The following short story was inspired by a poetry prompt. Last month in our third Thursday group meeting, we were given a suggestion to write a poem in a different dialect. After spending six months in Fargo, North Dakota, and listening to A Prairie Home Companion for years, the North Dakota Norwegian way of speaking came to mind. What started as a poem turned into flash fiction. Click this link to hear me read it.
WHEN TWO NORTH DAKOTA NORWEGIANS WATER COLOR
In their retirement, Nils and Astrid spent a lot of time painting since their children were grown and scattered across the country. They took art classes at the senior center in Fargo and worked on their assignments together at home. Their love of painting didn’t keep them from bickering, but they always made up.
That June day in 2015 was no different. They were sitting in their back yard. The early morning sun shone in a cloudless sky. Birds sang, and the flower bushes’ scent wafted across the lawn. As Nils dipped his brush into the small container of red paint a little too vigorously, it splattered onto the white picnic table. “ufta, oh darn,” he said.
His wife looked up and frowned at the splotch of red against white. “Well then, you spilled it, you clean it up.”
“So how come you’re so cranky then?”
“Cranky, I’m not cranky. I’m not the one who spilled the paint.”
“Yes you are. You’re cranky because I dripped a little red paint on your nice white table.”
“Who says I’m cranky? I’m not. So clean up that paint then.”
“You are cranky. Otherwise, you wouldn’t be so mad about me spilling the paint then.”
“Oh shut up then about that paint and clean it up already.”
“Why should I? You made me spill it then.”
“I did no such thing then.”
“Yes you did. You distracted me.”
“Oh ufta tufta, you poor thing. You can’t multi-task so you blame me then.”
“Yeah, so if you’re gonna be so gung ho about it, you can clean it up.”
“Me, I didn’t spill the paint. You did.”
“Yeah, but you made me spill it.”
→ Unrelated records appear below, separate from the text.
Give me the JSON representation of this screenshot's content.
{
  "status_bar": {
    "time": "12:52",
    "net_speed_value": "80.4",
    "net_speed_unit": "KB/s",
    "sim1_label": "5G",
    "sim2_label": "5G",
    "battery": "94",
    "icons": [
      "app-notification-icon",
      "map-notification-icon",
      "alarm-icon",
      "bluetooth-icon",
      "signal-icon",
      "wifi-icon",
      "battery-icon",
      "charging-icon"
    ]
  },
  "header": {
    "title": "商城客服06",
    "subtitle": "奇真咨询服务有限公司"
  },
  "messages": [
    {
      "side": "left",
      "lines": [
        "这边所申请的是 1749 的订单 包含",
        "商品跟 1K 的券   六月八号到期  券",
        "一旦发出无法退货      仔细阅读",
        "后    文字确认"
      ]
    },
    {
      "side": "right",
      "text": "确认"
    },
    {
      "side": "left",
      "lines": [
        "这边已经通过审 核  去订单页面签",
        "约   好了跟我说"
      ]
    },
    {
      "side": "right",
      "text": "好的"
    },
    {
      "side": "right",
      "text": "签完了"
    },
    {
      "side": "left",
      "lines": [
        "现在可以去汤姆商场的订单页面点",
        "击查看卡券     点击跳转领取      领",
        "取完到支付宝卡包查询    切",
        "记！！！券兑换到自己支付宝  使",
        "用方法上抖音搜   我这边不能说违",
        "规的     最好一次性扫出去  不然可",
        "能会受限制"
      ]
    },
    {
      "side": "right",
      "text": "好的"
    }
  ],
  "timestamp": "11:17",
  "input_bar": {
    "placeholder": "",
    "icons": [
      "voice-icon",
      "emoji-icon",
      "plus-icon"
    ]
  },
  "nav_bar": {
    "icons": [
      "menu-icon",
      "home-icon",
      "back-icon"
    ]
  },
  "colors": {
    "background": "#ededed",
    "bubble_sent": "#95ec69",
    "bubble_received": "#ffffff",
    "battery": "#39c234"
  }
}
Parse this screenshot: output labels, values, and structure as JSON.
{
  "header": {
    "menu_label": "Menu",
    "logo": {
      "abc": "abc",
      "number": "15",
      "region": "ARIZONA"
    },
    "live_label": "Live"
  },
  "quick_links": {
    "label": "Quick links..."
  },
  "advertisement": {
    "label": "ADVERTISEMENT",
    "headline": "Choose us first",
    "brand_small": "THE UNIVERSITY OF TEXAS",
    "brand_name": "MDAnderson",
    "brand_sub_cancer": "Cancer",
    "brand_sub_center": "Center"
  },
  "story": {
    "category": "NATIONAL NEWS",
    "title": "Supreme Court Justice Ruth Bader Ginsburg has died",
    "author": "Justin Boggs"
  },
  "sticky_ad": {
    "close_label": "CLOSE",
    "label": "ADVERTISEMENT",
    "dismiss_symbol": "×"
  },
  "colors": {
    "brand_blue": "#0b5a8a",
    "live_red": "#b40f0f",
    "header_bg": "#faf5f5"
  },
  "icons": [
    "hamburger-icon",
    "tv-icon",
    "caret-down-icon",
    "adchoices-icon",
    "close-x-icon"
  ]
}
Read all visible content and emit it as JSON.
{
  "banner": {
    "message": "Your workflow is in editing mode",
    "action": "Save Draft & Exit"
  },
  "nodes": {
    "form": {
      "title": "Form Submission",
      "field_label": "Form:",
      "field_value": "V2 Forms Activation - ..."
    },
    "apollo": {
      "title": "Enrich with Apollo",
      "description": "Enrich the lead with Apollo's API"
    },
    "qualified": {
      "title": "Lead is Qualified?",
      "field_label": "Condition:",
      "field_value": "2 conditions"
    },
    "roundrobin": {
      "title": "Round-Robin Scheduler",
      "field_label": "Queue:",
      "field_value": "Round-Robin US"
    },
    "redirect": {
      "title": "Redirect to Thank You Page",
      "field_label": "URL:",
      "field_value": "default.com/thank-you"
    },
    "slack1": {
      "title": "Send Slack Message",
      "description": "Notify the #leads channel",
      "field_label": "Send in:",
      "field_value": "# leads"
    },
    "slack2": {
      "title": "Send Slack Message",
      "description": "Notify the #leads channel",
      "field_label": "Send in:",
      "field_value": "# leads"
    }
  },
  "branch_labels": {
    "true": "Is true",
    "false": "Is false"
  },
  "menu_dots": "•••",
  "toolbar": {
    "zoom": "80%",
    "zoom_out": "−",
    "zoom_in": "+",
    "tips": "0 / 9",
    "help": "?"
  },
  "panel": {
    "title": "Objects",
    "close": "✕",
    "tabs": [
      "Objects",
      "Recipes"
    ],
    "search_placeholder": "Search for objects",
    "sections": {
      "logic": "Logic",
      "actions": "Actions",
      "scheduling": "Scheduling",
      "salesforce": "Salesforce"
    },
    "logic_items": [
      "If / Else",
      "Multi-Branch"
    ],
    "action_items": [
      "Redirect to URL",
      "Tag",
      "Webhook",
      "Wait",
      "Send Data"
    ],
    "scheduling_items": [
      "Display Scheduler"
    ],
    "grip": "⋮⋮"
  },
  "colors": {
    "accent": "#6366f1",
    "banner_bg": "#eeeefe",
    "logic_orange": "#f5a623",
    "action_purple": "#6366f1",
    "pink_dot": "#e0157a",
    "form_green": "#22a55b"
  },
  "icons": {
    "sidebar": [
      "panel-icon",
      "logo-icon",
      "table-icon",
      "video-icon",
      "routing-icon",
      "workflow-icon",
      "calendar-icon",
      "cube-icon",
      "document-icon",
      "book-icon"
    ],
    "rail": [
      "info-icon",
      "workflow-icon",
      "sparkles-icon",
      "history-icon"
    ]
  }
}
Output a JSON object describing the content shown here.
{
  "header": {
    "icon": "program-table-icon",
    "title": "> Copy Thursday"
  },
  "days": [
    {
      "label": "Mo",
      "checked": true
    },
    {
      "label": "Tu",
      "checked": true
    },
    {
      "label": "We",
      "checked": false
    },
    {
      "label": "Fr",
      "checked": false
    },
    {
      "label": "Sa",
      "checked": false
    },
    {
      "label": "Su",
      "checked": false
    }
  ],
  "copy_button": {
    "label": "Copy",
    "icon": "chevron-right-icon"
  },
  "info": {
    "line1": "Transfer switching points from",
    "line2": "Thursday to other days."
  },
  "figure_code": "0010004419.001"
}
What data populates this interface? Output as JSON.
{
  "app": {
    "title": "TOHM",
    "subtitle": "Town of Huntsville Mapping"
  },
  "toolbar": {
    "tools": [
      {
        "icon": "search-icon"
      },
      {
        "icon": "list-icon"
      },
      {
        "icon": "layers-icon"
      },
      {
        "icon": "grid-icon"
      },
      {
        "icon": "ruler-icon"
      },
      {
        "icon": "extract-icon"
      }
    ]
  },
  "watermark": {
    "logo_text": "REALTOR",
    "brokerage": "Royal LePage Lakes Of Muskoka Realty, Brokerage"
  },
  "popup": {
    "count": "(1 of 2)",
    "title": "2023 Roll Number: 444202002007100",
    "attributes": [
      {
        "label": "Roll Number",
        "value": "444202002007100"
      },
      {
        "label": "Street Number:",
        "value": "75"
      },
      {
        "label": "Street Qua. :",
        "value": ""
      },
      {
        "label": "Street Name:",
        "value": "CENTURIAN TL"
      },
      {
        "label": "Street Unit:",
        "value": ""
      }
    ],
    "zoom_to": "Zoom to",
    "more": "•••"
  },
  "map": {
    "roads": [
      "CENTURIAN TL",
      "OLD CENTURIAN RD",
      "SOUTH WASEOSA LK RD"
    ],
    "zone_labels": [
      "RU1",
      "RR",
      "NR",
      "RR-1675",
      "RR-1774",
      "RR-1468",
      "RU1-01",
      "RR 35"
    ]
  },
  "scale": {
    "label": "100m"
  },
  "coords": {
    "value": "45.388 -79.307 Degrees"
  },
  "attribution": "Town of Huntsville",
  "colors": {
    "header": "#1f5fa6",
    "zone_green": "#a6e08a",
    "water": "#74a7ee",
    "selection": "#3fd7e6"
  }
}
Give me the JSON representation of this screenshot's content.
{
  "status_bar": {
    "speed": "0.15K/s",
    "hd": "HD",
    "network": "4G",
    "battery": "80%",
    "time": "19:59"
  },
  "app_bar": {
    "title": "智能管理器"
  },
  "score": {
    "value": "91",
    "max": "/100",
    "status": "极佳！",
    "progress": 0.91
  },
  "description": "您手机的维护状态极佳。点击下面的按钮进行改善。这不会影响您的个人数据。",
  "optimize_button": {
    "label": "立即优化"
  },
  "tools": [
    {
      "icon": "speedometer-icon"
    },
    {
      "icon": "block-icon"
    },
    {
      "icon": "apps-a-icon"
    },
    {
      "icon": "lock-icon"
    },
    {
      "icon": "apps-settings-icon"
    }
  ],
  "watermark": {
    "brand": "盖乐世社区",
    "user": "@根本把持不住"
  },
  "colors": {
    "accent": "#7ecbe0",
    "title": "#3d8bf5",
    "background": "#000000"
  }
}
“Did not, but just to shut you up, I’ll…” In her haste to pull herself off the picnic bench, she knocked over the small container of water between them. “Oh ufta tufta, look what you made me do. Now, we got a real mess on our hands, thanks to you.”
“Me, you’re the one who knocked over the water.”
“Yeah, well, you distracted me then.”
“Well, now you know how I felt when you distracted me, and I spilled the paint so let’s just get some paper towels and clean this mess up together, huh?” Nils stood, turned, and embraced his wife. She relaxed, and a moment later, they kissed.